To make biology quantitative and predictive, it is necessary to draw upon a multitude of approaches from the physical sciences and engineering. These include theoretical concepts developed from studies in statistical mechanics and nonlinear dynamics, and experimental methods such as microfluidics and advanced imaging. Therefore the goal of the qBio graduate program is to provide the students with a mastery of both the theoretical knowledge and experimental skills, and guide them to employ both approaches to address fundamental biological problems during their thesis research.
Discover Our Hacker LabHacking a Revolution in Biology
Graduate students in new quantitative biology doctoral program learn to modify microscopes and other instruments to probe frontiers of their emerging discipline
By Susan Brown | 5 October 2015
UC San Diego faculty from physics, biology and health sciences will lead a new center to unravel the geometry of the genome, precisely track its motion and generate predictive models of how the structure and dynamics govern mammalian genetics.
Bing Ren in health sciences, Cornelis Murre in biological sciences, and Olga Dudko in physical sciences have been awarded $8.6 million for five years to establish the new center, one of six Nuclear Organization and Function Investigation Centers within the NIH 4D Nucleome project.
Human DNA if stretched out would measure two meters long. Inside a cell nucleus just six micrometers wide it coils around proteins to form chromatin, which itself forms loops and bundles that aren’t random. Instead the architecture can bring together distant regulatory elements on the string of genetic code to activate or silence specific genes. The pattern of which genes are active varies with the type and state of cells; disruptions of the pattern can lead to disease.
Mapping the three dimensional structure of the genetic material within the nucleus and tracking changes to the arrangement over time—the fourth dimension—are the goals of the 4D Nucleome project.
Bing Ren, professor of cellular and molecular medicine and member of Ludwig Cancer Research, maps contacts between distant elements to build a 3D picture of genomic structure using a technique called Hi-C. By cross-linking nearby chromatin, chopping it into a kind of genetic confetti, sequencing the bits and mapping them back to the sequence of the whole genome, Hi-C reveals which elements were adjacent within the nucleus.

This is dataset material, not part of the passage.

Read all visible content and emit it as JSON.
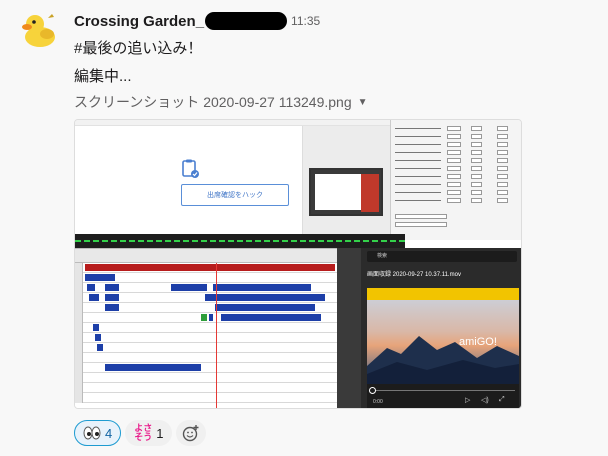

Cornelis Murre, professor of biological sciences, studies the exquisite timing of the system that allows hundreds of genes to be regulated in synchrony. Murre has invented a way to tag specific individual elements of DNA and precisely track their motion in living cells, opening up the possibility to study how DNA elements that regulate genes are finding each other in space. The issue of timing has been little explored, Murre said.
Olga Dudko associate professor of physics, uses the language of physics to make sense of the avalanche of data from these new techniques that map and track the genome. Dudko develops unifying theories that make concrete predictions. Her goal is to establish the principles that govern structure and dynamics of the mammalian genome. The new center will provide graduate students in theoretical physics with the unique opportunity to directly work with cutting-edge biological data.
Their grant is one of three to UC San Diego from this NIH Common Fund program.Together the campus has garnered more than a quarter of the $120 million allocated to the 4D Nucleome project nationwide.
Professor Hanna Salman - University of Pittsburgh
3:00 PM NSB 1206